Culverts are integral elements in a well-designed infrastructure system, providing essential drainage and water flow management. They allow water to pass under a road, railway, or similar obstruction. A crucial part of understanding culverts involves discerning the key differences between headwalls and wingwalls. These components play different roles in managing water flow and ensuring the stability of the structure.

Headwalls Are Where the Water Enters the Culvert

Headwalls, as the name suggests, are located at the inlet and outlet ends of a culvert. They serve as retaining walls that hold the surrounding earth in place, preventing soil erosion and supporting the road or railway above. The headwalls also direct water into the culvert, reducing the potential for water to bypass the culvert and cause damage to the surrounding area.
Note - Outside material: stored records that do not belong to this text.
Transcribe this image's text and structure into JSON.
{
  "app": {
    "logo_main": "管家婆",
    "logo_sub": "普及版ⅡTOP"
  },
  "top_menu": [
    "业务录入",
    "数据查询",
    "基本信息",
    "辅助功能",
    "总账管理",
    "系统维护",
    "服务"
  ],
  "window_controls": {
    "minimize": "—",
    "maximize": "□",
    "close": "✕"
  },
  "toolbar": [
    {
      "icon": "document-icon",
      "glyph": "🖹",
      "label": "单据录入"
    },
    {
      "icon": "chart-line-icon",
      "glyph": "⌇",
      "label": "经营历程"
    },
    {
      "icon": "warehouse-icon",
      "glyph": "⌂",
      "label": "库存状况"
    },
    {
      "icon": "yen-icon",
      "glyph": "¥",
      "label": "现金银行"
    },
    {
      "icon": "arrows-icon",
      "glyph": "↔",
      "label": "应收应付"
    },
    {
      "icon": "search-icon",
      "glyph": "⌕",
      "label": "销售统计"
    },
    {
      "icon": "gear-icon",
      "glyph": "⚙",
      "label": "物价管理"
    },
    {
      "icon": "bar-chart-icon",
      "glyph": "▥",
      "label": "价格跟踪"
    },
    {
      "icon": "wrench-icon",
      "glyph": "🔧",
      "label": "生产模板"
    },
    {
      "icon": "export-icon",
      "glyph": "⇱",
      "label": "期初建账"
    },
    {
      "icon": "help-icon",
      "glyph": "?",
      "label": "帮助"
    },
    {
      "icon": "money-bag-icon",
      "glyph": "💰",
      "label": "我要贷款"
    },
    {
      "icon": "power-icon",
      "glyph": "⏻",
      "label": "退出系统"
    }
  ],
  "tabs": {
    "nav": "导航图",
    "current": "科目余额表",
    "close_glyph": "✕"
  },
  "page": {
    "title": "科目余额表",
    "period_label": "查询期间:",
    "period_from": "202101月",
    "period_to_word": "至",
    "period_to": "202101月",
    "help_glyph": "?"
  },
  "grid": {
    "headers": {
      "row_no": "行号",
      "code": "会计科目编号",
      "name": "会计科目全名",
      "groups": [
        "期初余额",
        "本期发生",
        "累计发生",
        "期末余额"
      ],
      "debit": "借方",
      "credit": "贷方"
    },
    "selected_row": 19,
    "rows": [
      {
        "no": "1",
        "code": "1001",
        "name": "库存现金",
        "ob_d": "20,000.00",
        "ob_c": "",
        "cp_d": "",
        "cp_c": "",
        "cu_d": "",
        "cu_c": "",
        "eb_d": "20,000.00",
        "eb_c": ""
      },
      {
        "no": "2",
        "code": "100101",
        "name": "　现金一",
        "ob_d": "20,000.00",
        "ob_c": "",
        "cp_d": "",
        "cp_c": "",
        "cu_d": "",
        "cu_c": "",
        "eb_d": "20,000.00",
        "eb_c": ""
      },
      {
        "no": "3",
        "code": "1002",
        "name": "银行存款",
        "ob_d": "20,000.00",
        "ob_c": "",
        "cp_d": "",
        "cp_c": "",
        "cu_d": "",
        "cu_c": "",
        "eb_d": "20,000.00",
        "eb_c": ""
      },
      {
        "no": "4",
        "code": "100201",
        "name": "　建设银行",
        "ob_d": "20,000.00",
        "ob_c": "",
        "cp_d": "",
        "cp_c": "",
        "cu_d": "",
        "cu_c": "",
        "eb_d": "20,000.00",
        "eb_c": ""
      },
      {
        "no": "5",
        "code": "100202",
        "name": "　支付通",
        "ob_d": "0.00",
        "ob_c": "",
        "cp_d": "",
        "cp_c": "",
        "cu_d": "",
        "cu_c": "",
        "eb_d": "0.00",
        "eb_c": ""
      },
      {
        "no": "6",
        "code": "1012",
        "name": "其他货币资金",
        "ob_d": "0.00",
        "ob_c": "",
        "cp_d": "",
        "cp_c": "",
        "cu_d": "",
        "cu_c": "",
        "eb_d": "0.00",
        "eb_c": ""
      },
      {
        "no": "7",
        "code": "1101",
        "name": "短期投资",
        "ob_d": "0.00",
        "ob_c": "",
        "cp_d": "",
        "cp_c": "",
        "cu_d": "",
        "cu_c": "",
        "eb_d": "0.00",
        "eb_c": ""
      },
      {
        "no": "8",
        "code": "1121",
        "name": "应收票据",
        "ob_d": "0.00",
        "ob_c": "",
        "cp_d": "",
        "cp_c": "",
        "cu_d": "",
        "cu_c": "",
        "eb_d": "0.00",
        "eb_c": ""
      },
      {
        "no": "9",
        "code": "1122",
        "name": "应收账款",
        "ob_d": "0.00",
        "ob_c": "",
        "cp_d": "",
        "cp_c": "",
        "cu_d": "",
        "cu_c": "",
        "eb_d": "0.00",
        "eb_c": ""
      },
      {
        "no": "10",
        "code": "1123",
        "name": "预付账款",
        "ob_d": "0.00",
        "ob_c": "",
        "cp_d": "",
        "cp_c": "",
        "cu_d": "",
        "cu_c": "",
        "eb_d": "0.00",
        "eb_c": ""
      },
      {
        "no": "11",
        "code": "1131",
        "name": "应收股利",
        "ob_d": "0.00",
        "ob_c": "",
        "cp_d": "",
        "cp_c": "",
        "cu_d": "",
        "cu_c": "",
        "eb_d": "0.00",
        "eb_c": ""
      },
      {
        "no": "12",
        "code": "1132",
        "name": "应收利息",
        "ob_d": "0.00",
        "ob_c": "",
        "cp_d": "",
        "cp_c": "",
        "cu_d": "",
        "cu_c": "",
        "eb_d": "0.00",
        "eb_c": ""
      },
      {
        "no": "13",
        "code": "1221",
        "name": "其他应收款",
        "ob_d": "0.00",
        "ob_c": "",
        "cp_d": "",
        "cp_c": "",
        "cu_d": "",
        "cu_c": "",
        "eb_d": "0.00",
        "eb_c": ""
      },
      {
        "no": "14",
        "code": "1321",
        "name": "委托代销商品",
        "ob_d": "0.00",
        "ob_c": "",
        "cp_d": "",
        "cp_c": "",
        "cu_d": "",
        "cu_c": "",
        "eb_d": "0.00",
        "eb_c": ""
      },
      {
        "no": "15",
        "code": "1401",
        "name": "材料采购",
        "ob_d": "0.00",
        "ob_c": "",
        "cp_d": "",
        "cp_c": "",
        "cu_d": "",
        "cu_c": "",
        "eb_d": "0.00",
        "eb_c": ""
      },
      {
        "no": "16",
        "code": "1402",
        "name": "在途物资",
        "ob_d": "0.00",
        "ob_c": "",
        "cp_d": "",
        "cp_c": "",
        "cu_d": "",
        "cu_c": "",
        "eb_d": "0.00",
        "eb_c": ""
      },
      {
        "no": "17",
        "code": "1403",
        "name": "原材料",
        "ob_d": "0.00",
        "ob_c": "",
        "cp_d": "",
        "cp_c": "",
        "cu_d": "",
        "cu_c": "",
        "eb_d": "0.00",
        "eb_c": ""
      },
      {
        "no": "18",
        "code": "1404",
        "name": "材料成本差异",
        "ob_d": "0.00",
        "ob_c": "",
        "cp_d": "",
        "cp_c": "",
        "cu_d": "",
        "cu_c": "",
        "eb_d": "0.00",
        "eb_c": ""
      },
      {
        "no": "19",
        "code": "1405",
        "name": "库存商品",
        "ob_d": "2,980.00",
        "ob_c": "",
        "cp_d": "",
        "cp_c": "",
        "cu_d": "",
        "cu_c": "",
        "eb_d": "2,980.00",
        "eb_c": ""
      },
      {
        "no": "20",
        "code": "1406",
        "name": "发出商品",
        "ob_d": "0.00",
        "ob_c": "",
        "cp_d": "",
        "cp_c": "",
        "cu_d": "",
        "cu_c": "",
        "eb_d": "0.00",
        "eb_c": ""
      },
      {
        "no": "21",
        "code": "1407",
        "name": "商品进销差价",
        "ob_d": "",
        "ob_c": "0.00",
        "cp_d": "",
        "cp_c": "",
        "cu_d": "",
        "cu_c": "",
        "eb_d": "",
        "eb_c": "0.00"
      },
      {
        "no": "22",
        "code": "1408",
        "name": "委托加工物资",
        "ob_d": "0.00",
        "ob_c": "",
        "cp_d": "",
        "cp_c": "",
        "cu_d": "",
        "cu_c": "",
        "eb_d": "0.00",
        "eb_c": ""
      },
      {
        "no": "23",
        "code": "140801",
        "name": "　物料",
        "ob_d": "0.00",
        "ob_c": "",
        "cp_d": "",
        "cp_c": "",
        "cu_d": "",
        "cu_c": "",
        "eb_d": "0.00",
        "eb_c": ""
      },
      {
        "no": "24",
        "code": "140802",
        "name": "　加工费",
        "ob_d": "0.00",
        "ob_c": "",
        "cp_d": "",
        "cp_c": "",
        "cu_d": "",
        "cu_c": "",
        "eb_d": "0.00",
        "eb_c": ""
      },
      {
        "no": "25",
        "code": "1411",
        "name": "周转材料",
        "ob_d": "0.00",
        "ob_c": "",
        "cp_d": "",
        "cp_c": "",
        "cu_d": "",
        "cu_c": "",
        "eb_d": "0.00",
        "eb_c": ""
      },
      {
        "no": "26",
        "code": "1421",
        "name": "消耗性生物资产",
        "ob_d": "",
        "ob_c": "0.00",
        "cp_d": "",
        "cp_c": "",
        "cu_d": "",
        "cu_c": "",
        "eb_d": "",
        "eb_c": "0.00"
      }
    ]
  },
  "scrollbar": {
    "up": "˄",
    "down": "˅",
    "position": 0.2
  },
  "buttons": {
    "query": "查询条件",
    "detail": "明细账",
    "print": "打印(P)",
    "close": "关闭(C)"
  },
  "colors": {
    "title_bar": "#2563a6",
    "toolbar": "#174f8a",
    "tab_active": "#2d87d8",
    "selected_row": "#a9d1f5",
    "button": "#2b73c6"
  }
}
Their design and strength are crucial to the overall performance and durability of the culvert system.

Wingwalls Extend at the Sides of Headwalls

Wingwalls are extensions that project from the sides of the headwalls. They guide the water into the culvert and help reduce soil erosion around the ends of the culvert. Wingwalls decrease turbulence and increase the efficiency of the water passage by directing the water flow. They are typically angled to guide the water smoothly into the culvert, thereby reducing the rate of erosion for surrounding embankments.

Both Headwalls and Wingwalls Help Regulate Flow

While headwalls and wingwalls have distinct functions, they both play pivotal roles in regulating water flow. The headwalls take the impact of sudden increases in flow, as in cases of torrential rainstorms, and guide the water into the culvert. Meanwhile, the wingwalls narrow the stream and direct it toward the headwall to ensure a smooth transition of water into the culvert, minimizing erosion and maintaining the integrity of the surrounding structure.

Not All Culverts Have Wingwalls

While headwalls are a standard feature in culvert design, not all culverts have wingwalls. The decision to include wingwalls depends on the volume and velocity of the expected water flow, the soil type, and the specifics of the site. In some cases, the added cost and complexity of wingwalls may not be justified by the potential benefits.

Understanding the key differences between headwalls and wingwalls informs culvert design and installation. While they perform different tasks, both components contribute to the efficient management of water flow and the structural integrity of the culvert. Culvert manufacturers like InfraSteel can provide superior culvert lining solutions that meet strict requirements, ensuring the longevity and reliability of your infrastructure projects.